Dr. Stephen Stepanchev has inspired several generations of writers who have taken his creative writing classes from 1949 to 1985 at Queens College. As Professor Emeritus of English, he now spends his time writing and reading poems in public places all across the City, and all the more so with his title as the first Poet Laureate of the borough of Queens, an appellation assigned for the period of 1997 through the year 2000. He has published a major critique of American poetry--American Poetry Since 1945, ten collections of poems, and appears regularly in such venues as The New Yorker and Poetry magazines.
Syed Manzoorul Islam, received Ph.D. in English Literature from Queens University, Canada. Returning to Bangladesh, he has been a professor at Dhaka University ever since, serving as English Department Chair, writing (in English as well as Bengali) dozens of critical books and essays, as well as novels and journalism, and traveling abroad to speak for literary conferences. He lives with his family in Dhaka.

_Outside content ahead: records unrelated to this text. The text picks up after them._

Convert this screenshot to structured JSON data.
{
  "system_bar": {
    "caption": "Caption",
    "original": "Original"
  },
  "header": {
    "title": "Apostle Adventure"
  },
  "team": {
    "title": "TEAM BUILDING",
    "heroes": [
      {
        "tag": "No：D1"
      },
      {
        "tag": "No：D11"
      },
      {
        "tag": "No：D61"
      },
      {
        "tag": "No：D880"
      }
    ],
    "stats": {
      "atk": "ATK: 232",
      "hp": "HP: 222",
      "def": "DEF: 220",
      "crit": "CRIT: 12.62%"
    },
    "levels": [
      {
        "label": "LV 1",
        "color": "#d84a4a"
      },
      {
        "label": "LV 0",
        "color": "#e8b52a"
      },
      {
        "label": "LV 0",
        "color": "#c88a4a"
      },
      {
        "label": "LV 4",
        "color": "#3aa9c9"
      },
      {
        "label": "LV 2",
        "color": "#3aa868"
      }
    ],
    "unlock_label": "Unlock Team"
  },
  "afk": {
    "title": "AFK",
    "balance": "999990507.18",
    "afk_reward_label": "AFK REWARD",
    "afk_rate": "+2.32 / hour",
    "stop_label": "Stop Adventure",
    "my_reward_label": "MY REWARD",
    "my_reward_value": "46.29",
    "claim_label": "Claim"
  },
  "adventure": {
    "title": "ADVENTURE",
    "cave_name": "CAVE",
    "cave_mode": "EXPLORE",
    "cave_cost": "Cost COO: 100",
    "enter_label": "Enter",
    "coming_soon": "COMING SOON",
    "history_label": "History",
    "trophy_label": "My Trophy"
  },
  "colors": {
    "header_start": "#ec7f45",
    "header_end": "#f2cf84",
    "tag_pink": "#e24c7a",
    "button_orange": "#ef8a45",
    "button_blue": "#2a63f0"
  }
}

Syed Shamsul Huq, a poet, novelist and a well known playwright, who contributed to every field of literature. Mr. Huq lived in London for many years where he worked for the BBC Bangla Radio, and later, after going back to Bangladesh, he took writing as his only profession. Mr. Huq is the author of about 200 titles. His recent collection of poetry Ek Lokhho Nokhhotrer Nichey (Under one Hundred Thousand Stars) published in 2007.
Tino Villanueva has published six books of poetry, including Scene from the Movie GIANT (1993) which won 1994 American Book Award. His chapbook on memory and writing, Primera causa / First Cause, was published by Cross-Cultural Communications, 1999.
Yuyutsu RD Sharma is a distinguished poet and translator of Nepal. He has published seven poetry collections, including, Annapurna Poems (Nirala, 2007), www.WayToEverest.de: A photographic and Poetic Journey to the Foot of Everest (Epsilonmedia, Germany, 2006) with German photographer Andreas Stimm and recently a translation of Irish poet Cathal O’ Searcaigh poetry in Nepali in a bilingual collection entitled, Kathmandu: Poems: Selected and New, 2006. He has translated and edited several anthologies of contemporary Nepali poetry in English and launched a literary movement, Kathya Kayakalpa (Content Metamorphosis) in Nepali poetry.